Kane, an at-large member of the D.C. Council, said that if the Human Rights Campaign Fund found it necessary to be involved in the local race, it should have thrown its weight behind the candidate who has the support of local groups and campaign fund members.

The Gertrude Stein Democratic Club, a local gay group, has endorsed Kane. But the D.C. Coalition of Black Gay Men and Women, although it does not make actual endorsements, rated Norton highest among the delegate candidates.

Neither group has a political lock on the diverse gay community.

Tim McFeeley, executive director of the fund, said its executive committee interviewed five of the delegate candidates, including Kane. The fund consulted with numerous members and other activists in the local gay community, said Gregory King, the fund's spokesman.

The vote between Kane and Norton, both Democrats, was "very close," said McFeeley. But the fund committee decided to endorse and give $5,000 to Norton because "in interviewing and studying the platforms of the candidates we came to believe that Eleanor Holmes Norton will be an extraordinary congressperson for the District of Columbia," he said.

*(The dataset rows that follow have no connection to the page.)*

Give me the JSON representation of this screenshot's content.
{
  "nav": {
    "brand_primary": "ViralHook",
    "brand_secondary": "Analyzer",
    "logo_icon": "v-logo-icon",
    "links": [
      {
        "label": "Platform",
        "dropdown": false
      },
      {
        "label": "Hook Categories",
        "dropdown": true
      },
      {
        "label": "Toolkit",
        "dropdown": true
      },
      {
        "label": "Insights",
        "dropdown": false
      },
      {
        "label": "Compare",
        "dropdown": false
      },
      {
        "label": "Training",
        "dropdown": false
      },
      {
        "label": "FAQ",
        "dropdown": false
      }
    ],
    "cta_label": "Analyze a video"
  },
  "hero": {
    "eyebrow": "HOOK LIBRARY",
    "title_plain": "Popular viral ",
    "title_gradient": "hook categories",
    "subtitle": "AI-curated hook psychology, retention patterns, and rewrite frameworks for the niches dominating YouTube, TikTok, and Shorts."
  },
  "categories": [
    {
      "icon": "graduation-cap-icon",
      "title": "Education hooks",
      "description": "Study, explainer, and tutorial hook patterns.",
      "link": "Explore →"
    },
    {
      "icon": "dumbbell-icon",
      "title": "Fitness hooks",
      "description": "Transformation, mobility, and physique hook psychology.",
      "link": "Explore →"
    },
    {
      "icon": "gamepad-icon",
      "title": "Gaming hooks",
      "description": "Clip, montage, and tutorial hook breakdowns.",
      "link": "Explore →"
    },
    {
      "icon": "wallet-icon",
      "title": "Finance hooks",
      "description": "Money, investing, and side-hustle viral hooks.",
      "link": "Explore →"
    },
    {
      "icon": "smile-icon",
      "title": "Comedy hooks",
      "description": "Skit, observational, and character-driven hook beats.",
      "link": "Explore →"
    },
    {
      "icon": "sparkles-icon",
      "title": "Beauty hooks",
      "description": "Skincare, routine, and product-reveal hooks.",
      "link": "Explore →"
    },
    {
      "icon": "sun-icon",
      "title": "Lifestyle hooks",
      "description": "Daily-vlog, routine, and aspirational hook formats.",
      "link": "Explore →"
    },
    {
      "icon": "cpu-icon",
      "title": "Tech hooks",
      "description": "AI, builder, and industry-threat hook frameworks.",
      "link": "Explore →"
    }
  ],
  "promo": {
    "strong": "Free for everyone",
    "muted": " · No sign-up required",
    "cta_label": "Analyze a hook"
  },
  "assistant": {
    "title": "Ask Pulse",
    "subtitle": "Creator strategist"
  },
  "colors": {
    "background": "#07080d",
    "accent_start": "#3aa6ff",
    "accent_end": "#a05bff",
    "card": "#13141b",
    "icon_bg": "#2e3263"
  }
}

"I don't understand why people in the District of Columbia believe this is local and we shouldn't get involved," McFeeley said. "All congressional candidates want the endorsements of politically active national groups. And all of Mrs. Norton's opponents want our endorsements too."

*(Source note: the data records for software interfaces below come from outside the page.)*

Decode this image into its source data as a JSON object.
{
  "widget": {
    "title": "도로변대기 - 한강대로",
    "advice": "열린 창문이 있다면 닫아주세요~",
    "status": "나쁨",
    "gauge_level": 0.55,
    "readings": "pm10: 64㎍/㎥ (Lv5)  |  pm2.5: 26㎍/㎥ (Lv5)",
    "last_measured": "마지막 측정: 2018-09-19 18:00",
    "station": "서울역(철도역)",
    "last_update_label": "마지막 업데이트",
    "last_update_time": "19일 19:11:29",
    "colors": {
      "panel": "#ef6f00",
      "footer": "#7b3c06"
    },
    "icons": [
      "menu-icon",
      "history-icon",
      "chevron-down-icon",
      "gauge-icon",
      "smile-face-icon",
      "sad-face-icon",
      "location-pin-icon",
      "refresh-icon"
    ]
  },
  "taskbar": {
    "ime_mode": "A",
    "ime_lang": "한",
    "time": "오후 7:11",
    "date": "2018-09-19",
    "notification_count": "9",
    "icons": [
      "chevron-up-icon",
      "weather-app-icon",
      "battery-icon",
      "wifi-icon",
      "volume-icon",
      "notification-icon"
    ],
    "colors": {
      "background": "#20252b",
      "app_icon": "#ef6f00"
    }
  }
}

Asked if she would have accepted the fund's endorsement had it been offered her, Kane said, "I think that's an academic question . . . . I would have been a confirmation and a support for what the local group decided."

"The only thing it does reinforce again is how much Mrs. Norton is willing to ignore and is ignorant of the local situation and people," Kane said.

Norton dismissed the flap over the endorsement as a non-issue. "The reason this is a non-issue, if I can say so, is that I know Betty Ann Kane tried to get it," Norton said.

Kane has made Norton's national endorsements an issue in the campaign, saying they show the degree to which Norton has been uninvolved with local issues and groups.

Along with several local endorsements, Norton has received numerous others from national groups, including the National Organization for Women's political action committee, the National Abortion Rights Action League and the National Women's Political Caucus.

Norton, a longtime civil rights activist and former head of the Equal Employment Opportunity Commission in the Carter administration, leads Kane and the rest of the field of delegate candidates in both campaign contributions and endorsements.

The lobbying to stop the Human Rights Campaign Fund endorsement was heavy.

A group of gay activists who described themselves as supporters of Kane wrote a letter to the fund in July that read, in part, "We believe that an endorsement of any candidate is needlessly divisive among the local members and supporters of {the campaign fund}. But we believe that it would be a disastrous mistake for {the campaign fund} to endorse Ms. Norton over Ms. Kane."

Bob Dardano, Stein's vice president for legislative and political action, characterized the debate about the endorsement as a difference of opinion, not a serious split in the gay community.

Of the the fund, Dardano said, "I'm not convinced they made a complete effort . . . . We weren't really asked."

But others said that view does not take into account the diversity of the gay community and the number of groups representing it.

"Stein wants to believe they represent the whole gay and lesbian community," said Carlene Cheatam of the D.C. Coalition of Black Gay Men and Women. "I don't think there is a general consensus in the community."